With the two most recent disappointing sequels, the "Shrek" ship appears to be floundering -- the leap to Puss In Boots' more easygoing, Leone-meets-Zorro universe is rather welcome. Unlike its parent series, "Puss" doesn't have a lot on its mind. But what it lacks in subversion or intelligence it makes up for in wit, charm and consistent, fun-loving breeziness.
The feline Don Juan -- voiced again with effortless Latin-lover exuberance by Antonio Banderas -- is a wanted bandit and spends his nights incognito, kitty bed-hopping. He runs across an old acquaintance, Humpty "Alexander" Dumpty (Zach Galifianakis), and the two, along with the fetching cat burglar Kitty Soft-Paws (Salma Hayak), attempt to steal magic beans from Jack and Jill (as in "went up the hill") in order to summit the beanstalk and snatch the giant's golden goose.
In the tradition of "Shrek", the plot takes liberties with its characters, lifting them from the Grimm/Fairy/Folk tale stratosphere and transplanting them to 19th century Mexico. That Jack and Jill -- who I always assumed were siblings -- are a couple of married redneck outlaws is at least fitting with the Western theme; I have to say. And the film's swashbuckling spirit and tone of playful aplomb make those stretches in genealogy feel less strained.

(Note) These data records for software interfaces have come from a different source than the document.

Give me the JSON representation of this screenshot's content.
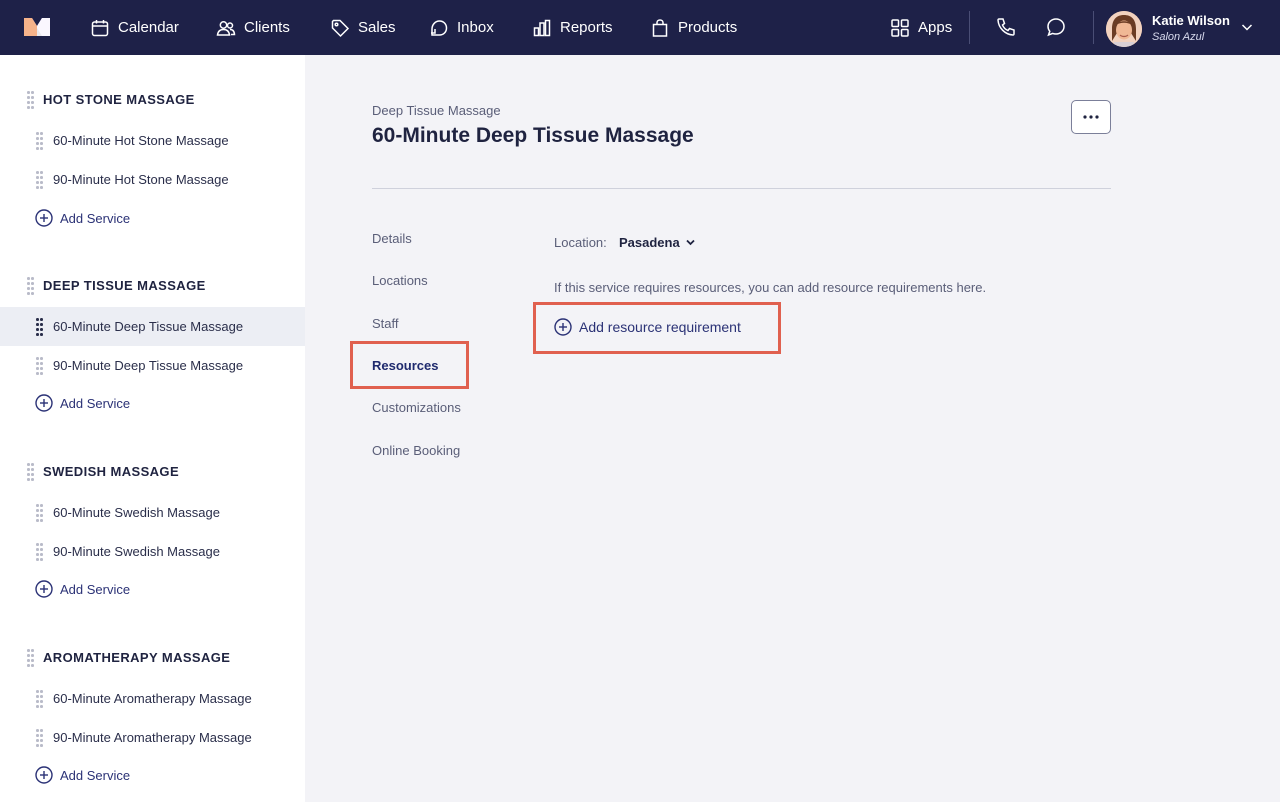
{
  "nav": {
    "items": [
      {
        "label": "Calendar",
        "icon": "calendar-icon"
      },
      {
        "label": "Clients",
        "icon": "clients-icon"
      },
      {
        "label": "Sales",
        "icon": "tag-icon"
      },
      {
        "label": "Inbox",
        "icon": "inbox-icon"
      },
      {
        "label": "Reports",
        "icon": "bar-chart-icon"
      },
      {
        "label": "Products",
        "icon": "shopping-bag-icon"
      }
    ],
    "apps_label": "Apps",
    "user": {
      "name": "Katie Wilson",
      "salon": "Salon Azul"
    }
  },
  "sidebar": {
    "groups": [
      {
        "title": "HOT STONE MASSAGE",
        "services": [
          "60-Minute Hot Stone Massage",
          "90-Minute Hot Stone Massage"
        ],
        "add_label": "Add Service"
      },
      {
        "title": "DEEP TISSUE MASSAGE",
        "services": [
          "60-Minute Deep Tissue Massage",
          "90-Minute Deep Tissue Massage"
        ],
        "add_label": "Add Service"
      },
      {
        "title": "SWEDISH MASSAGE",
        "services": [
          "60-Minute Swedish Massage",
          "90-Minute Swedish Massage"
        ],
        "add_label": "Add Service"
      },
      {
        "title": "AROMATHERAPY MASSAGE",
        "services": [
          "60-Minute Aromatherapy Massage",
          "90-Minute Aromatherapy Massage"
        ],
        "add_label": "Add Service"
      }
    ],
    "active_service": "60-Minute Deep Tissue Massage"
  },
  "main": {
    "breadcrumb": "Deep Tissue Massage",
    "title": "60-Minute Deep Tissue Massage",
    "tabs": [
      "Details",
      "Locations",
      "Staff",
      "Resources",
      "Customizations",
      "Online Booking"
    ],
    "active_tab": "Resources",
    "location_label": "Location:",
    "location_value": "Pasadena",
    "info_text": "If this service requires resources, you can add resource requirements here.",
    "add_resource_label": "Add resource requirement"
  },
  "colors": {
    "nav_bg": "#1e2148",
    "accent": "#2b3276",
    "highlight": "#e0604f"
  }
}
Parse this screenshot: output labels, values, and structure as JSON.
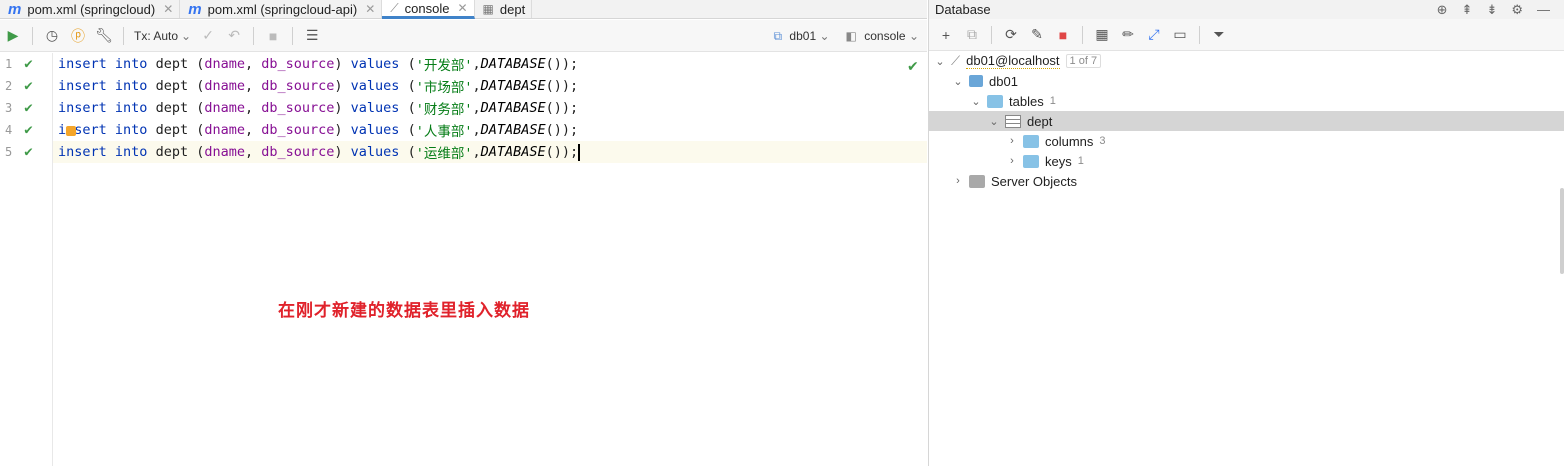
{
  "tabs": [
    {
      "icon": "m",
      "label": "pom.xml (springcloud)"
    },
    {
      "icon": "m",
      "label": "pom.xml (springcloud-api)"
    },
    {
      "icon": "console",
      "label": "console"
    },
    {
      "icon": "table",
      "label": "dept"
    }
  ],
  "toolbar": {
    "tx_label": "Tx: Auto",
    "datasource": "db01",
    "session": "console"
  },
  "editor": {
    "lines": [
      {
        "num": "1",
        "prefix": "insert",
        "mid": " into ",
        "table": "dept",
        "cols_open": " (",
        "c1": "dname",
        "comma": ", ",
        "c2": "db_source",
        "cols_close": ") ",
        "values_kw": "values",
        "open": " (",
        "str": "'开发部'",
        "sep": ",",
        "fn": "DATABASE",
        "close": "());"
      },
      {
        "num": "2",
        "prefix": "insert",
        "mid": " into ",
        "table": "dept",
        "cols_open": " (",
        "c1": "dname",
        "comma": ", ",
        "c2": "db_source",
        "cols_close": ") ",
        "values_kw": "values",
        "open": " (",
        "str": "'市场部'",
        "sep": ",",
        "fn": "DATABASE",
        "close": "());"
      },
      {
        "num": "3",
        "prefix": "insert",
        "mid": " into ",
        "table": "dept",
        "cols_open": " (",
        "c1": "dname",
        "comma": ", ",
        "c2": "db_source",
        "cols_close": ") ",
        "values_kw": "values",
        "open": " (",
        "str": "'财务部'",
        "sep": ",",
        "fn": "DATABASE",
        "close": "());"
      },
      {
        "num": "4",
        "prefix": "insert",
        "mid": " into ",
        "table": "dept",
        "cols_open": " (",
        "c1": "dname",
        "comma": ", ",
        "c2": "db_source",
        "cols_close": ") ",
        "values_kw": "values",
        "open": " (",
        "str": "'人事部'",
        "sep": ",",
        "fn": "DATABASE",
        "close": "());"
      },
      {
        "num": "5",
        "prefix": "insert",
        "mid": " into ",
        "table": "dept",
        "cols_open": " (",
        "c1": "dname",
        "comma": ", ",
        "c2": "db_source",
        "cols_close": ") ",
        "values_kw": "values",
        "open": " (",
        "str": "'运维部'",
        "sep": ",",
        "fn": "DATABASE",
        "close": "());"
      }
    ],
    "annotation": "在刚才新建的数据表里插入数据"
  },
  "database": {
    "title": "Database",
    "tree": {
      "connection": "db01@localhost",
      "connection_badge": "1 of 7",
      "schema": "db01",
      "tables_label": "tables",
      "tables_count": "1",
      "table": "dept",
      "columns_label": "columns",
      "columns_count": "3",
      "keys_label": "keys",
      "keys_count": "1",
      "server_objects": "Server Objects"
    }
  }
}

"Puss In Boots" is mostly a series of perfectly delivered punch lines (Puss orders "leche" at a bar like it's whiskey then laps it up adorably with his tongue) supported by an adequate storyline. The cat puns and innocuous innuendos come thick and fast, as do the Western homages. Beautifully animated in sandy umbers and vistas of vibrant horizon oranges, it's a great looking cartoon that never reaches for Pixar's substantive artfulness, and consequently never comes close to achieving it. Yet, when Puss walked into a literal cathouse with a neon sign reading The Glitter Box, I knew I got my money's worth.